I specifically remember the moment I decided I’d “had it” with Christmas last year. After spending too many hours and dollars selecting and purchasing the perfect gifts for what felt like everyone I knew, a friend mentioned she wanted to get together next week because she had a “little something” to give me. Cue the panic: That Saturday, which I had been planning on spending in jammies with my family watching Christmas movies and watching the snowfall, was spent driving around the mall parking lot.
It took 45 minutes to find a spot in the crowded lot, and after trudging my way across the snow and slush, I was confronted with crowds like I’d never seen. Workers were crabby, everyone was impatient, and every line was miles long. As soon as I returned home after buying some generic something-or-other at Williams-Sonoma, I snapped to my husband, “That’s it! No presents next year!”
Needless to say, I didn’t keep that promise.
But I did decide something: that this year, gift giving was going to be different. Holiday gifts were going to be given from a sense of love and gratitude for the person, not out of an obligation. They would be thoughtfully curated throughout the year instead of purchased haphazardly at 10% off. They would be more meaningful, not more expensive, and they would be a source of joy instead of stress.
Here are three questions I now ask myself before buying gifts, not just at the holidays, but year-round.
01. Do I even need to 'buy' this person something?
How many people in your circle to you purchase for simply because you feel like you “should”? Is there something they might prefer instead of a box with a bow? Maybe your babysitter would prefer a glowing college recommendation letter. Your grandmother would probably prefer you come eat dinner with her one evening instead of yet another “Best Grandma Ever” knick-knack. Every year, my husband and I go on a “Christmas-themed date” together instead of buying each other gifts. It’s my favorite part of the holiday season and the opposite of stressful. Avoid buying out of a sense of “have to”.
02. If I do need to buy something, what would be the most meaningful for them?
Think about it—would you rather receive a generic fancy hot chocolate mix or a handwritten card letting you know how much you mean to someone? Expensive gifts don’t translate to very impactful gifts. Instead of trying to have the “best” gift, think of what would make the biggest difference to the person.
For example, we often tsk-tsk gift cards, but a bit of extra cash can be such a joy to receive this time of year. A gift card to Target could be a godsend for a new mom. I tend to get lots of Barnes and Noble gift cards and I’d often much prefer them to people trying to choose books for me! Gifts should be about the other person, not just what you think is fun to buy.

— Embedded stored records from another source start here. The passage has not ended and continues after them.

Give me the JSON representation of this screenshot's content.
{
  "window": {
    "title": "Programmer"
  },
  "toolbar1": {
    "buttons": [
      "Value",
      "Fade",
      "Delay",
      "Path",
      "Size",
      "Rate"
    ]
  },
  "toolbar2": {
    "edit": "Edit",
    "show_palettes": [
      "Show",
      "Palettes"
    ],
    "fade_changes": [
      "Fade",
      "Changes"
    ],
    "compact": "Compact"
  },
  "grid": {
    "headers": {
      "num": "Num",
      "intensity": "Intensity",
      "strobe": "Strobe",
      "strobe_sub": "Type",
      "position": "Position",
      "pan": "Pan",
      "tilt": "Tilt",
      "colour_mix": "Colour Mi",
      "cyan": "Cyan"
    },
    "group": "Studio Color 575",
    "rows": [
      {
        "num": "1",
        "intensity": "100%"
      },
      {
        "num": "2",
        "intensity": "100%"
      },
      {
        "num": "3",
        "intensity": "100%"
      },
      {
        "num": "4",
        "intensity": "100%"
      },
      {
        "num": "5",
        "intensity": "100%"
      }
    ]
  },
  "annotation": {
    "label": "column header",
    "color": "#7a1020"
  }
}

03. Could I use this gift to make the world a better place?
Have double the impact by buying gifts from ethical companies. Better yet, if you’re really unsure of what to get someone, make a donation in their name. This can be the perfect gift for those people who seem to “have everything”—why not give to someone who has very little? Growing up, my godparents always bought a family in need a cow or sheep in my name from Heifer International. The impact those animals made on families was much more special to me than any sweater would have been.
A final note, try to live your values through your gift-giving. There’s nothing wrong with gift giving. I love to give gifts, and I love to receive gifts, particularly during the holidays. But gifts shouldn’t be another rushed item on your to-do list. So before picking up another coffee mug, stop and ask yourself these three questions to make intentional gifting part of your holiday traditions.